** Opening Data for processing block **

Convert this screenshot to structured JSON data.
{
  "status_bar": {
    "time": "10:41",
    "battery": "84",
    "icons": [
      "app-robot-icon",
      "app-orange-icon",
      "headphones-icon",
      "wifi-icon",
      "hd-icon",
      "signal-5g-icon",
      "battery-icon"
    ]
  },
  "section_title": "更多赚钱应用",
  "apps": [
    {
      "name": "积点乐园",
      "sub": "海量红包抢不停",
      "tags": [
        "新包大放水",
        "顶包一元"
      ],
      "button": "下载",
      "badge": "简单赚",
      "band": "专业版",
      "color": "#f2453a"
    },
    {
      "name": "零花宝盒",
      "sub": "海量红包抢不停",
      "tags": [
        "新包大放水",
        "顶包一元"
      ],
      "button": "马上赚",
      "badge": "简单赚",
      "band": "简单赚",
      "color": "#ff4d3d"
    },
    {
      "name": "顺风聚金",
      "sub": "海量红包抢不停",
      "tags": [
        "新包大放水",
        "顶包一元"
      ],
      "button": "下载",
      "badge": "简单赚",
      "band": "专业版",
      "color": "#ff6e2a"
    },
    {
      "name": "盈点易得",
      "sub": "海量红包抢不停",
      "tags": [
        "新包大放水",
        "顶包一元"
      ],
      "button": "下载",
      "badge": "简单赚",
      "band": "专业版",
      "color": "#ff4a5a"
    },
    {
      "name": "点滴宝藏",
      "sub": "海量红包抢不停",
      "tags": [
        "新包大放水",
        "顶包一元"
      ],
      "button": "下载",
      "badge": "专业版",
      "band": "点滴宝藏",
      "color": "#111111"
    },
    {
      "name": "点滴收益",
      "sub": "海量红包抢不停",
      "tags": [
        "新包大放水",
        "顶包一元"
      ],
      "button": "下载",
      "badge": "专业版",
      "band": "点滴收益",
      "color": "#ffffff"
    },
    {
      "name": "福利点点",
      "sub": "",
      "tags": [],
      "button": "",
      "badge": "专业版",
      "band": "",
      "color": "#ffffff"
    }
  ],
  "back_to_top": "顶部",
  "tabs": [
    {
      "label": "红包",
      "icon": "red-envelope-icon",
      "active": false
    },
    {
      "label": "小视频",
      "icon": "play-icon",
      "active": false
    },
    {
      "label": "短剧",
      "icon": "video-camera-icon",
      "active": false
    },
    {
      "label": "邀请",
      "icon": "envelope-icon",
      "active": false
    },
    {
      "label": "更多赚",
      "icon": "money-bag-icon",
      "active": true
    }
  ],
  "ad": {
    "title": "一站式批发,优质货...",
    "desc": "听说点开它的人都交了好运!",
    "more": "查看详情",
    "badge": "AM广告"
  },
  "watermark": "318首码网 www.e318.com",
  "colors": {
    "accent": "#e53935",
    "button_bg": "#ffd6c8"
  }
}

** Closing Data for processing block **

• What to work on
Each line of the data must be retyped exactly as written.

• Answer box
Convert this screenshot to structured JSON data.
{
  "status_bar": {
    "time": "10:41",
    "battery": "84",
    "icons": [
      "app-robot-icon",
      "app-orange-icon",
      "headphones-icon",
      "wifi-icon",
      "hd-icon",
      "signal-5g-icon",
      "battery-icon"
    ]
  },
  "section_title": "更多赚钱应用",
  "apps": [
    {
      "name": "积点乐园",
      "sub": "海量红包抢不停",
      "tags": [
        "新包大放水",
        "顶包一元"
      ],
      "button": "下载",
      "badge": "简单赚",
      "band": "专业版",
      "color": "#f2453a"
    },
    {
      "name": "零花宝盒",
      "sub": "海量红包抢不停",
      "tags": [
        "新包大放水",
        "顶包一元"
      ],
      "button": "马上赚",
      "badge": "简单赚",
      "band": "简单赚",
      "color": "#ff4d3d"
    },
    {
      "name": "顺风聚金",
      "sub": "海量红包抢不停",
      "tags": [
        "新包大放水",
        "顶包一元"
      ],
      "button": "下载",
      "badge": "简单赚",
      "band": "专业版",
      "color": "#ff6e2a"
    },
    {
      "name": "盈点易得",
      "sub": "海量红包抢不停",
      "tags": [
        "新包大放水",
        "顶包一元"
      ],
      "button": "下载",
      "badge": "简单赚",
      "band": "专业版",
      "color": "#ff4a5a"
    },
    {
      "name": "点滴宝藏",
      "sub": "海量红包抢不停",
      "tags": [
        "新包大放水",
        "顶包一元"
      ],
      "button": "下载",
      "badge": "专业版",
      "band": "点滴宝藏",
      "color": "#111111"
    },
    {
      "name": "点滴收益",
      "sub": "海量红包抢不停",
      "tags": [
        "新包大放水",
        "顶包一元"
      ],
      "button": "下载",
      "badge": "专业版",
      "band": "点滴收益",
      "color": "#ffffff"
    },
    {
      "name": "福利点点",
      "sub": "",
      "tags": [],
      "button": "",
      "badge": "专业版",
      "band": "",
      "color": "#ffffff"
    }
  ],
  "back_to_top": "顶部",
  "tabs": [
    {
      "label": "红包",
      "icon": "red-envelope-icon",
      "active": false
    },
    {
      "label": "小视频",
      "icon": "play-icon",
      "active": false
    },
    {
      "label": "短剧",
      "icon": "video-camera-icon",
      "active": false
    },
    {
      "label": "邀请",
      "icon": "envelope-icon",
      "active": false
    },
    {
      "label": "更多赚",
      "icon": "money-bag-icon",
      "active": true
    }
  ],
  "ad": {
    "title": "一站式批发,优质货...",
    "desc": "听说点开它的人都交了好运!",
    "more": "查看详情",
    "badge": "AM广告"
  },
  "watermark": "318首码网 www.e318.com",
  "colors": {
    "accent": "#e53935",
    "button_bg": "#ffd6c8"
  }
}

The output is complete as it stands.